» **Task item**:
Listed below are entries; give the number of lines among them that include "desc", and only that number.

» **Material shown**:
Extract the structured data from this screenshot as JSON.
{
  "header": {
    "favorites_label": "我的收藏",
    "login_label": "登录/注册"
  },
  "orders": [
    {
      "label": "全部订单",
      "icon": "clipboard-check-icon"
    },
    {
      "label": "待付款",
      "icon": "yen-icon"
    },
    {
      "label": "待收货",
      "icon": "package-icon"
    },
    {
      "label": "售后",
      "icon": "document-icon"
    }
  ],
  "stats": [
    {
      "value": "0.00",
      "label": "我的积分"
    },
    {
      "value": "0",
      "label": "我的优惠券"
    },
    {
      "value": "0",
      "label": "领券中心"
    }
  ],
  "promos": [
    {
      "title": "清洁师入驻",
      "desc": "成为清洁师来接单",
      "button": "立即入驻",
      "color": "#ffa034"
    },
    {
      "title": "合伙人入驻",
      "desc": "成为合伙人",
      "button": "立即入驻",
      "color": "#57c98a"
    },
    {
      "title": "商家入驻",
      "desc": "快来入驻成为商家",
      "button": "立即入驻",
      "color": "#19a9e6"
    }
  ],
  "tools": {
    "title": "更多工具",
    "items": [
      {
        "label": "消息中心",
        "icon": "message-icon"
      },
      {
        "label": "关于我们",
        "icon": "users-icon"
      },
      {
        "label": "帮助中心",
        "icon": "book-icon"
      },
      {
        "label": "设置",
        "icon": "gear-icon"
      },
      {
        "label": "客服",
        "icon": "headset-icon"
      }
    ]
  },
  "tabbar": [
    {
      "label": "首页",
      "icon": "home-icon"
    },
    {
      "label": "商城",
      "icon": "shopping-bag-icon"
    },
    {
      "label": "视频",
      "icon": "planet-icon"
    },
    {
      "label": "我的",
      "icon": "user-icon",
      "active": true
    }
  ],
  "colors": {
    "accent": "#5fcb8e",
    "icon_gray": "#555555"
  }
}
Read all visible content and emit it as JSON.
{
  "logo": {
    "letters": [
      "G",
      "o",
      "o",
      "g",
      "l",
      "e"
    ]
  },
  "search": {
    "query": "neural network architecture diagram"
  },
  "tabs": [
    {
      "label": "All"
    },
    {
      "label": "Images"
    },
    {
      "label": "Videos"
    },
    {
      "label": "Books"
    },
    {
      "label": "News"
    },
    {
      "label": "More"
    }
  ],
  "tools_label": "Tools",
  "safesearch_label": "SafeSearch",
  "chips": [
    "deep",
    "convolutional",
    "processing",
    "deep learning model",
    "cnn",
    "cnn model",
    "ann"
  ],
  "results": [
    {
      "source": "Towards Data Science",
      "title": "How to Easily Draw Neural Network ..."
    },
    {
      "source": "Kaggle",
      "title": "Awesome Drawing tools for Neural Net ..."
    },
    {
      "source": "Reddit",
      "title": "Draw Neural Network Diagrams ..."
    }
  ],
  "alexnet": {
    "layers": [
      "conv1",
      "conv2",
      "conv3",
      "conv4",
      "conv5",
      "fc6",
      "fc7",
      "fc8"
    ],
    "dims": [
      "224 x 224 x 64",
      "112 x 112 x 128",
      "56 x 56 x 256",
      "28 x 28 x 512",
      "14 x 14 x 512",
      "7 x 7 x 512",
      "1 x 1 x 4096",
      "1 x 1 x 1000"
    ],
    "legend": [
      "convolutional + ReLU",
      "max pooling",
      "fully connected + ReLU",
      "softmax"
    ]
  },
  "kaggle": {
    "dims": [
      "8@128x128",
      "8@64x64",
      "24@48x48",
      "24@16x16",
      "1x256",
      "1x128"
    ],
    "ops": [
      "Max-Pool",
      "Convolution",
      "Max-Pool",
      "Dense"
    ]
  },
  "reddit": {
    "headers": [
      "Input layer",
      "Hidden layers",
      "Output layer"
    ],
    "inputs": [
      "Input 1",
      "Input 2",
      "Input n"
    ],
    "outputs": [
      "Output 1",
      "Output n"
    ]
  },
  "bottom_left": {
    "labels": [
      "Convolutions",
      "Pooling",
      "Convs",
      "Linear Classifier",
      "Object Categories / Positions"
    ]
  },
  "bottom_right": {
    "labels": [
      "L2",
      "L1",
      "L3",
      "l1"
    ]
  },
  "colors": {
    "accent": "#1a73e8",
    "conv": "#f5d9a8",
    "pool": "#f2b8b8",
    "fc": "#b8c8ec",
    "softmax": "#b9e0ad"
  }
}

» **Exercise answer**:
3